In A Relationship, It Feels Better To Give Than To Receive

In A Relationship, It Feels Better To Give Than To Receive
Getty Images

They say it's better to give than to receive. And when it comes to love, the little things matter most. We all love a grand gesture, but those are usually saved for special occasions that don't happen very often. The small, thoughtful and romantic things we do for each other, for no special reason, are actually as good for the giver as they are for the receiver—and there is research out there to prove it.

According to an article in Glamour, one study published, in Emotion, surveyed 175 people who had been married for an average of seven months. What it found was that even though the good deeds they performed weren't always acknowledged by their spouses, the doers of those deeds were significantly happier afterwards.

The key to achieving this kind of happiness is pure intention.
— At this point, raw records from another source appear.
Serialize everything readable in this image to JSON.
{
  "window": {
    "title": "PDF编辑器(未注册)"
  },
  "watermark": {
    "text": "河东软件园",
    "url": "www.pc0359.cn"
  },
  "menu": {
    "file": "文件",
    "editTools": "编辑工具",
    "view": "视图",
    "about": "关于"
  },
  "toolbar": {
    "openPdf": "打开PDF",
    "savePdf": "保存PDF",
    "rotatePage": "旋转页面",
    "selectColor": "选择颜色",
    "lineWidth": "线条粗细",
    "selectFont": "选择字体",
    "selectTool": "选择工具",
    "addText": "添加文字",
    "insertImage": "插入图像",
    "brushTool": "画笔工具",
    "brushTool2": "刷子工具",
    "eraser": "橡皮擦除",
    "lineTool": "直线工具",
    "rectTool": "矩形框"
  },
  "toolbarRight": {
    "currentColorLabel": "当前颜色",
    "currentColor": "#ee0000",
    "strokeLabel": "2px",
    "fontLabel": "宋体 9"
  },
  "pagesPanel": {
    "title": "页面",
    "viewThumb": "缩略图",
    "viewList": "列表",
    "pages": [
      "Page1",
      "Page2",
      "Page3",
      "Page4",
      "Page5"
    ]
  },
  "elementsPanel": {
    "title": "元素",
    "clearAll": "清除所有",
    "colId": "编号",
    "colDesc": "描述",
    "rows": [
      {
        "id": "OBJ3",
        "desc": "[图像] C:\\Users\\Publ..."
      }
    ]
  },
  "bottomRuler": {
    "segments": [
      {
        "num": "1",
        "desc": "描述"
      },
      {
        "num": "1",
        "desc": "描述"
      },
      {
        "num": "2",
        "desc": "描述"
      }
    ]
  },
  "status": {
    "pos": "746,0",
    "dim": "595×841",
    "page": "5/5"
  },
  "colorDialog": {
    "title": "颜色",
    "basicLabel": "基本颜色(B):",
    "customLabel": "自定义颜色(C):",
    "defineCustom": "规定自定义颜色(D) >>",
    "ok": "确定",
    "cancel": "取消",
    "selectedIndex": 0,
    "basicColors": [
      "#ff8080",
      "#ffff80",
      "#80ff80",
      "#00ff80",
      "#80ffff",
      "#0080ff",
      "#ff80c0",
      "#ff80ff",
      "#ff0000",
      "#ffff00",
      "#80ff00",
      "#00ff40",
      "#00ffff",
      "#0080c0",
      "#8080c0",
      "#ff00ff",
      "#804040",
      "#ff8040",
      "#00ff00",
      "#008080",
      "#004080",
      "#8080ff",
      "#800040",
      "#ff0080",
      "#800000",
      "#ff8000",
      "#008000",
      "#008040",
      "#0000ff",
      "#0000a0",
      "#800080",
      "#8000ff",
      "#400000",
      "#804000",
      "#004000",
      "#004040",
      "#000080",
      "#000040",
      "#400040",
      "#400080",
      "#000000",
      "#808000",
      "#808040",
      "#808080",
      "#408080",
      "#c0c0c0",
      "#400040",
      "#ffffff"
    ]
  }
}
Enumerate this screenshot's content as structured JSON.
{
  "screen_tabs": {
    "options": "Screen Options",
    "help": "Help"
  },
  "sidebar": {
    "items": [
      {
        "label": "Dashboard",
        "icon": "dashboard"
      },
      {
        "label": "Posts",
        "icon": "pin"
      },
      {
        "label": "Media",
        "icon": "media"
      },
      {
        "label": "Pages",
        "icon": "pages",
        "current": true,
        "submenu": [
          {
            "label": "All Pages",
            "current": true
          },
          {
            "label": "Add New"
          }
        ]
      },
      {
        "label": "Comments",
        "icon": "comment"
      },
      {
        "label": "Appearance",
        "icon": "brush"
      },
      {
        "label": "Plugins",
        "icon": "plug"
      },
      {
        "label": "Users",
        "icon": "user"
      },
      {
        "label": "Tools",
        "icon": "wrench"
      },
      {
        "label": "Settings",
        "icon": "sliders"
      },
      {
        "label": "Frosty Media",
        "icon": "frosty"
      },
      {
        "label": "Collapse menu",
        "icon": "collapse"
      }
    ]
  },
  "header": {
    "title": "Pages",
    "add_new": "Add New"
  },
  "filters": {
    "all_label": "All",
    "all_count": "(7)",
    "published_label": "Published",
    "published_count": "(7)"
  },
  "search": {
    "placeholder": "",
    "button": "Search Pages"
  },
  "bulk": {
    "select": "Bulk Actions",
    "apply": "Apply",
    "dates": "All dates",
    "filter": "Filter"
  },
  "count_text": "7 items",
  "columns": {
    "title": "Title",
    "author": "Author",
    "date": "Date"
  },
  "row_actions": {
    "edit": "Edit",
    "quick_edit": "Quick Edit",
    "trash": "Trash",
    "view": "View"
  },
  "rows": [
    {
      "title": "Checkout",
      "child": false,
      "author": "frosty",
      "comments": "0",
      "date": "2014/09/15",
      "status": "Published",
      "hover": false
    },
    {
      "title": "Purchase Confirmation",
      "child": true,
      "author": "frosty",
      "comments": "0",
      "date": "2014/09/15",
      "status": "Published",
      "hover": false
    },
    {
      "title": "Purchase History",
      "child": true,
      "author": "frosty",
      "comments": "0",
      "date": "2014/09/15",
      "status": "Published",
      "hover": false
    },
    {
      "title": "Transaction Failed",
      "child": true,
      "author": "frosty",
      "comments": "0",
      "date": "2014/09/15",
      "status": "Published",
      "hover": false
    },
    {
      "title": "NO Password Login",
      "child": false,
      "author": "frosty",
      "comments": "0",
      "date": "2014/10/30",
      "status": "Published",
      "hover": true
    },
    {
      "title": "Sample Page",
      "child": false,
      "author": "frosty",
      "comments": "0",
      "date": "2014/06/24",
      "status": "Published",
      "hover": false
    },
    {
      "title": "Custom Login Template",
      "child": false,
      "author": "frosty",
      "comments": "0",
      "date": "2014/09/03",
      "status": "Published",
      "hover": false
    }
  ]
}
If you do nice things looking for reciprocation, you'll be disappointed more often than not. Data collected revealed that the givers would do something nice about two out of every three days. In return, they had little favors done for them about three out of every five days. Ultimately, the givers were still happier.
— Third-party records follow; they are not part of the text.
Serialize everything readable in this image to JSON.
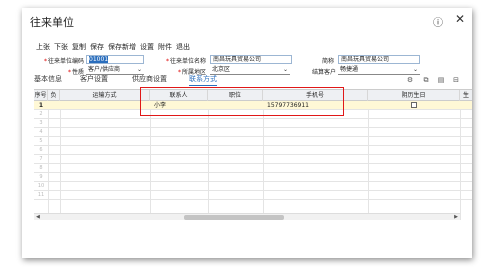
{
  "window": {
    "title": "往来单位",
    "help_icon": "help-circle-icon",
    "close_icon": "close-icon"
  },
  "toolbar": {
    "items": [
      "上张",
      "下张",
      "复制",
      "保存",
      "保存新增",
      "设置",
      "附件",
      "退出"
    ]
  },
  "form": {
    "code_label": "往来单位编码",
    "code_value": "01001",
    "name_label": "往来单位名称",
    "name_value": "南昌玩具贸易公司",
    "short_label": "简称",
    "short_value": "南昌玩具贸易公司",
    "nature_label": "性质",
    "nature_value": "客户/供应商",
    "region_label": "所属地区",
    "region_value": "北京区",
    "settle_label": "结算客户",
    "settle_value": "畅捷通"
  },
  "tabs": {
    "items": [
      "基本信息",
      "客户设置",
      "供应商设置",
      "联系方式"
    ],
    "active_index": 3
  },
  "grid": {
    "columns": [
      "序号",
      "负",
      "运输方式",
      "联系人",
      "职位",
      "手机号",
      "阴历生日",
      "生"
    ],
    "rows": [
      {
        "index": "1",
        "flag": "",
        "transport": "",
        "contact": "小李",
        "position": "",
        "mobile": "15797736911",
        "lunar_birthday": ""
      }
    ],
    "row_numbers": [
      "2",
      "3",
      "4",
      "5",
      "6",
      "7",
      "8",
      "9",
      "10",
      "11"
    ]
  }
}
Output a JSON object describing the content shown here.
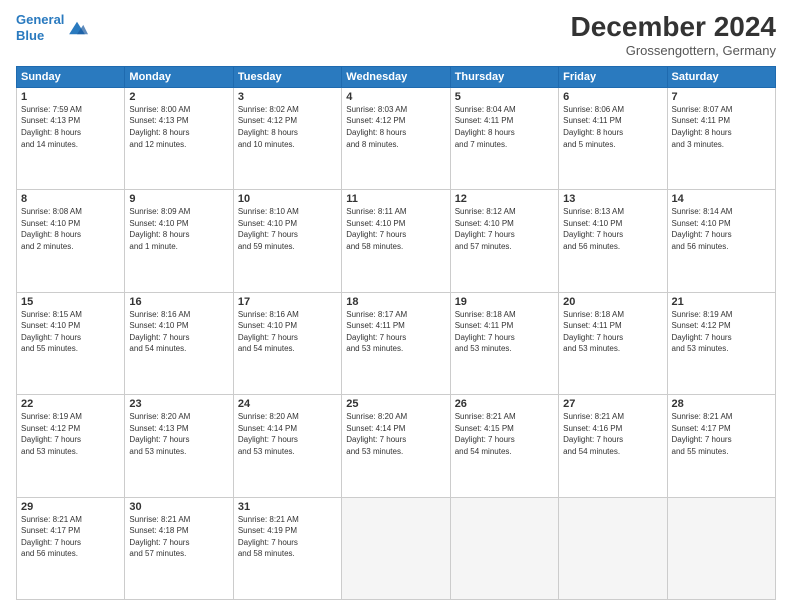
{
  "header": {
    "logo_line1": "General",
    "logo_line2": "Blue",
    "title": "December 2024",
    "subtitle": "Grossengottern, Germany"
  },
  "weekdays": [
    "Sunday",
    "Monday",
    "Tuesday",
    "Wednesday",
    "Thursday",
    "Friday",
    "Saturday"
  ],
  "weeks": [
    [
      {
        "day": "1",
        "lines": [
          "Sunrise: 7:59 AM",
          "Sunset: 4:13 PM",
          "Daylight: 8 hours",
          "and 14 minutes."
        ]
      },
      {
        "day": "2",
        "lines": [
          "Sunrise: 8:00 AM",
          "Sunset: 4:13 PM",
          "Daylight: 8 hours",
          "and 12 minutes."
        ]
      },
      {
        "day": "3",
        "lines": [
          "Sunrise: 8:02 AM",
          "Sunset: 4:12 PM",
          "Daylight: 8 hours",
          "and 10 minutes."
        ]
      },
      {
        "day": "4",
        "lines": [
          "Sunrise: 8:03 AM",
          "Sunset: 4:12 PM",
          "Daylight: 8 hours",
          "and 8 minutes."
        ]
      },
      {
        "day": "5",
        "lines": [
          "Sunrise: 8:04 AM",
          "Sunset: 4:11 PM",
          "Daylight: 8 hours",
          "and 7 minutes."
        ]
      },
      {
        "day": "6",
        "lines": [
          "Sunrise: 8:06 AM",
          "Sunset: 4:11 PM",
          "Daylight: 8 hours",
          "and 5 minutes."
        ]
      },
      {
        "day": "7",
        "lines": [
          "Sunrise: 8:07 AM",
          "Sunset: 4:11 PM",
          "Daylight: 8 hours",
          "and 3 minutes."
        ]
      }
    ],
    [
      {
        "day": "8",
        "lines": [
          "Sunrise: 8:08 AM",
          "Sunset: 4:10 PM",
          "Daylight: 8 hours",
          "and 2 minutes."
        ]
      },
      {
        "day": "9",
        "lines": [
          "Sunrise: 8:09 AM",
          "Sunset: 4:10 PM",
          "Daylight: 8 hours",
          "and 1 minute."
        ]
      },
      {
        "day": "10",
        "lines": [
          "Sunrise: 8:10 AM",
          "Sunset: 4:10 PM",
          "Daylight: 7 hours",
          "and 59 minutes."
        ]
      },
      {
        "day": "11",
        "lines": [
          "Sunrise: 8:11 AM",
          "Sunset: 4:10 PM",
          "Daylight: 7 hours",
          "and 58 minutes."
        ]
      },
      {
        "day": "12",
        "lines": [
          "Sunrise: 8:12 AM",
          "Sunset: 4:10 PM",
          "Daylight: 7 hours",
          "and 57 minutes."
        ]
      },
      {
        "day": "13",
        "lines": [
          "Sunrise: 8:13 AM",
          "Sunset: 4:10 PM",
          "Daylight: 7 hours",
          "and 56 minutes."
        ]
      },
      {
        "day": "14",
        "lines": [
          "Sunrise: 8:14 AM",
          "Sunset: 4:10 PM",
          "Daylight: 7 hours",
          "and 56 minutes."
        ]
      }
    ],
    [
      {
        "day": "15",
        "lines": [
          "Sunrise: 8:15 AM",
          "Sunset: 4:10 PM",
          "Daylight: 7 hours",
          "and 55 minutes."
        ]
      },
      {
        "day": "16",
        "lines": [
          "Sunrise: 8:16 AM",
          "Sunset: 4:10 PM",
          "Daylight: 7 hours",
          "and 54 minutes."
        ]
      },
      {
        "day": "17",
        "lines": [
          "Sunrise: 8:16 AM",
          "Sunset: 4:10 PM",
          "Daylight: 7 hours",
          "and 54 minutes."
        ]
      },
      {
        "day": "18",
        "lines": [
          "Sunrise: 8:17 AM",
          "Sunset: 4:11 PM",
          "Daylight: 7 hours",
          "and 53 minutes."
        ]
      },
      {
        "day": "19",
        "lines": [
          "Sunrise: 8:18 AM",
          "Sunset: 4:11 PM",
          "Daylight: 7 hours",
          "and 53 minutes."
        ]
      },
      {
        "day": "20",
        "lines": [
          "Sunrise: 8:18 AM",
          "Sunset: 4:11 PM",
          "Daylight: 7 hours",
          "and 53 minutes."
        ]
      },
      {
        "day": "21",
        "lines": [
          "Sunrise: 8:19 AM",
          "Sunset: 4:12 PM",
          "Daylight: 7 hours",
          "and 53 minutes."
        ]
      }
    ],
    [
      {
        "day": "22",
        "lines": [
          "Sunrise: 8:19 AM",
          "Sunset: 4:12 PM",
          "Daylight: 7 hours",
          "and 53 minutes."
        ]
      },
      {
        "day": "23",
        "lines": [
          "Sunrise: 8:20 AM",
          "Sunset: 4:13 PM",
          "Daylight: 7 hours",
          "and 53 minutes."
        ]
      },
      {
        "day": "24",
        "lines": [
          "Sunrise: 8:20 AM",
          "Sunset: 4:14 PM",
          "Daylight: 7 hours",
          "and 53 minutes."
        ]
      },
      {
        "day": "25",
        "lines": [
          "Sunrise: 8:20 AM",
          "Sunset: 4:14 PM",
          "Daylight: 7 hours",
          "and 53 minutes."
        ]
      },
      {
        "day": "26",
        "lines": [
          "Sunrise: 8:21 AM",
          "Sunset: 4:15 PM",
          "Daylight: 7 hours",
          "and 54 minutes."
        ]
      },
      {
        "day": "27",
        "lines": [
          "Sunrise: 8:21 AM",
          "Sunset: 4:16 PM",
          "Daylight: 7 hours",
          "and 54 minutes."
        ]
      },
      {
        "day": "28",
        "lines": [
          "Sunrise: 8:21 AM",
          "Sunset: 4:17 PM",
          "Daylight: 7 hours",
          "and 55 minutes."
        ]
      }
    ],
    [
      {
        "day": "29",
        "lines": [
          "Sunrise: 8:21 AM",
          "Sunset: 4:17 PM",
          "Daylight: 7 hours",
          "and 56 minutes."
        ]
      },
      {
        "day": "30",
        "lines": [
          "Sunrise: 8:21 AM",
          "Sunset: 4:18 PM",
          "Daylight: 7 hours",
          "and 57 minutes."
        ]
      },
      {
        "day": "31",
        "lines": [
          "Sunrise: 8:21 AM",
          "Sunset: 4:19 PM",
          "Daylight: 7 hours",
          "and 58 minutes."
        ]
      },
      null,
      null,
      null,
      null
    ]
  ]
}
The author of the study, Harry Reis, told Time Magazine that people should avoid doing things just to impress their significant others: "If I go out of my way to do something nice and my spouse doesn’t acknowledge it, my reaction could certainly be, 'Well thanks a whole hell of a lot.'" Basically, we should just give into our generous natures: "Humans are wired to give," Reis said.

Tenzin Gyatso, the current Dalai Lama, says, "compassionate concern for others' welfare enhances one's own affective state." So, show the people you love how much you value them through your actions. Give freely and sincerely. You have everything to gain and nothing to lose if you do.

Click here to get alerts of the latest stories